Depression prevalence ranges from 19% to 78% in dementia, they added, and apathy and depression are the most frequent behavioral and psychological symptoms of dementia in Alzheimer's disease.

In a retrospective observational study, the researchers evaluated the prevalence of antidepressant drugs in patients eligible for lecanemab (according to the AURs) at the Leenaards Memory Center of Lausanne University Hospital.

They identified 47 eligible patients among the 410 Alzheimer's patients evaluated in 2022; 32% were on antidepressant treatment. Most patients (80%) were on SSRIs.

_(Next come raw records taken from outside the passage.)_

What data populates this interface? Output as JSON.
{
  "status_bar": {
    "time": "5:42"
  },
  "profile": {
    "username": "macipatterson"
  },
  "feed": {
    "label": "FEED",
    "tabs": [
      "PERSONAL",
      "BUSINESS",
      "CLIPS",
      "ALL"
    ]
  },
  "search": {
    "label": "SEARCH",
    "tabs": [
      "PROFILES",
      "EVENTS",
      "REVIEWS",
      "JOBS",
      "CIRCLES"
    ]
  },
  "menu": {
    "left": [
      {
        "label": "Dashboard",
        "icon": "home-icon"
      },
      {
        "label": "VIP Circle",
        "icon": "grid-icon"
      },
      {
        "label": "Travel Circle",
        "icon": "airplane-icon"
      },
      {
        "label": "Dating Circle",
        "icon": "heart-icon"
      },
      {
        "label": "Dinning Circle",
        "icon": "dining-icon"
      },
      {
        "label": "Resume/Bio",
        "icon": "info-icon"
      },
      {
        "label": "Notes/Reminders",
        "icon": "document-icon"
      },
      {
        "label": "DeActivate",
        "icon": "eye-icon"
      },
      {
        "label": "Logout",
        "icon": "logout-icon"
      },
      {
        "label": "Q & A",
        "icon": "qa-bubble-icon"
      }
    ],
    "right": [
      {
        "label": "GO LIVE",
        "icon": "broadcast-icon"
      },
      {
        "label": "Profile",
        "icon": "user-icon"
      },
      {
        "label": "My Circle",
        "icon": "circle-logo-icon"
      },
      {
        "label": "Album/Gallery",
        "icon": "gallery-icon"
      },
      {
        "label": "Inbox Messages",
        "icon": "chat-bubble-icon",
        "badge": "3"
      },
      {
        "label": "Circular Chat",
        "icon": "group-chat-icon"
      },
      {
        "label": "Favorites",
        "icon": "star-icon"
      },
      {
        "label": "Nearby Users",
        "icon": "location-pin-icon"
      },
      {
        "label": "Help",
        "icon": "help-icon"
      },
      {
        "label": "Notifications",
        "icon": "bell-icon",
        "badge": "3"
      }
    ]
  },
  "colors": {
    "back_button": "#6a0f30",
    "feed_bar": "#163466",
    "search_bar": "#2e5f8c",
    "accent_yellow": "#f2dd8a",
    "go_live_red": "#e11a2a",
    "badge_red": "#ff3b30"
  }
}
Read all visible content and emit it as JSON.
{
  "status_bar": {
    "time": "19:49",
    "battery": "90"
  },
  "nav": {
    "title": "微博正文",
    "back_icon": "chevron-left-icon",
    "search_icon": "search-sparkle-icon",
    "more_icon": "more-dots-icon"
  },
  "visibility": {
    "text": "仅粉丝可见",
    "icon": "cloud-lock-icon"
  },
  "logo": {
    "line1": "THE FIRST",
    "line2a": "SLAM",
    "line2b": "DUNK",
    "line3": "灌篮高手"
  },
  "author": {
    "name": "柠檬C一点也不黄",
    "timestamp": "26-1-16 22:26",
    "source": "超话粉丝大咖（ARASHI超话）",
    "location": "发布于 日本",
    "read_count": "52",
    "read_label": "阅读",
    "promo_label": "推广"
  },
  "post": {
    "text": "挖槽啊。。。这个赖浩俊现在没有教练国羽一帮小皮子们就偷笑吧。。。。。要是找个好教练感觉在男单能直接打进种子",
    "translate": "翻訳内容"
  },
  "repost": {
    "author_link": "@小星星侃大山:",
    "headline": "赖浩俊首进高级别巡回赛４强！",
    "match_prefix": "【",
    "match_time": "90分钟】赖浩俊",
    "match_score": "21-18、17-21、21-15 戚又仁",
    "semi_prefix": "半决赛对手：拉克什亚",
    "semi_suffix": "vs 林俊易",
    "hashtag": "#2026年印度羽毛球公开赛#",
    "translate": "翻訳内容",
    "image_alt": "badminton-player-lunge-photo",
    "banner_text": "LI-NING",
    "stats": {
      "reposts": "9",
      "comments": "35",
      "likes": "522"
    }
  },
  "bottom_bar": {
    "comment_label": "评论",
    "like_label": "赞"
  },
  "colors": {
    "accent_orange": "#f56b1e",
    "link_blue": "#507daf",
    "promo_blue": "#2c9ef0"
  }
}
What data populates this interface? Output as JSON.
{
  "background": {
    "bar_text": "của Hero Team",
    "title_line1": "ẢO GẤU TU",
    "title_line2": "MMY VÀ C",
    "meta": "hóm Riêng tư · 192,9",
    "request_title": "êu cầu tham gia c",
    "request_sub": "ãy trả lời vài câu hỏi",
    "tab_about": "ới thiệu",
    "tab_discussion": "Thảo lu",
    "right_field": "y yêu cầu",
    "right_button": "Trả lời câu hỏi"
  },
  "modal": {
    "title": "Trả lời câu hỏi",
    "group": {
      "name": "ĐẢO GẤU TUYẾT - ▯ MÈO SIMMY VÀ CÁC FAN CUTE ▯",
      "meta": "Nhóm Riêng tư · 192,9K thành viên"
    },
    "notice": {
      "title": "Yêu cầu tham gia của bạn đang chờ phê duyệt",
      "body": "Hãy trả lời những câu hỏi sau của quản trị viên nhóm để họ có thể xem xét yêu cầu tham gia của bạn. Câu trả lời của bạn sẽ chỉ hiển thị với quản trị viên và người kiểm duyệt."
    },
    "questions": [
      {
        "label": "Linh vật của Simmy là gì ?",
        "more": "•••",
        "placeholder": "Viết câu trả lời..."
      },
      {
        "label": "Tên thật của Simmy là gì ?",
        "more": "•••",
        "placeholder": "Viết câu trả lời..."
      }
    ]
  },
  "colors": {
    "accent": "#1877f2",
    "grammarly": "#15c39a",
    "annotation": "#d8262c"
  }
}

"This prevalence is similar to those previously reported in Alzheimer's disease patients in general," Pozuelo Moyano and co-authors observed. "This high prevalence of Alzheimer's disease patients eligible for lecanemab on antidepressant drugs, especially SSRIs, raises the question of an appropriate clinical management of these patients."

"We estimate that in patients eligible for anti-amyloid drugs, the indication for antidepressant treatment and its dose should be periodically re-evaluated as the antiplatelet effect in antidepressants is dose dependent," they stated. "It is important to also consider alternative choices, such as antidepressants with lower bleeding risk for mood disorders and antiepileptics (pregabalin and gabapentin) for an anxiety disorder or anxiety-type [behavioral and psychological symptoms of dementia]."

That recommendation is "very reasonable and is the kind of guidance that could be integrated into the AURs," Jeffrey Cummings, MD, ScD, of the University of Nevada, Las Vegas, who led the workgroup that developed the lecanemab appropriate use recommendations, told MedPage Today.

While the observations in the study were not derived from patients on lecanemab, "this data set suggests that vigilance on larger data sets will inform future practice," Cummings said.

  • Judy George covers neurology and neuroscience news for MedPage Today, writing about brain aging, Alzheimer’s, dementia, MS, rare diseases, epilepsy, autism, headache, stroke, Parkinson’s, ALS, concussion, CTE, sleep, pain, and more. Follow


The authors reported no conflicts of interest.

Cummings has multiple relationships with pharmaceutical companies and nonprofit organizations.

Primary Source

Alzheimer's & Dementia

Source Reference: Pozuelo Moyano B, et al "Antidepressants and the risk of bleeding in the era of anti-amyloid drugs" Alzheimers Dement 2023; DOI: 10.1002/alz.13435.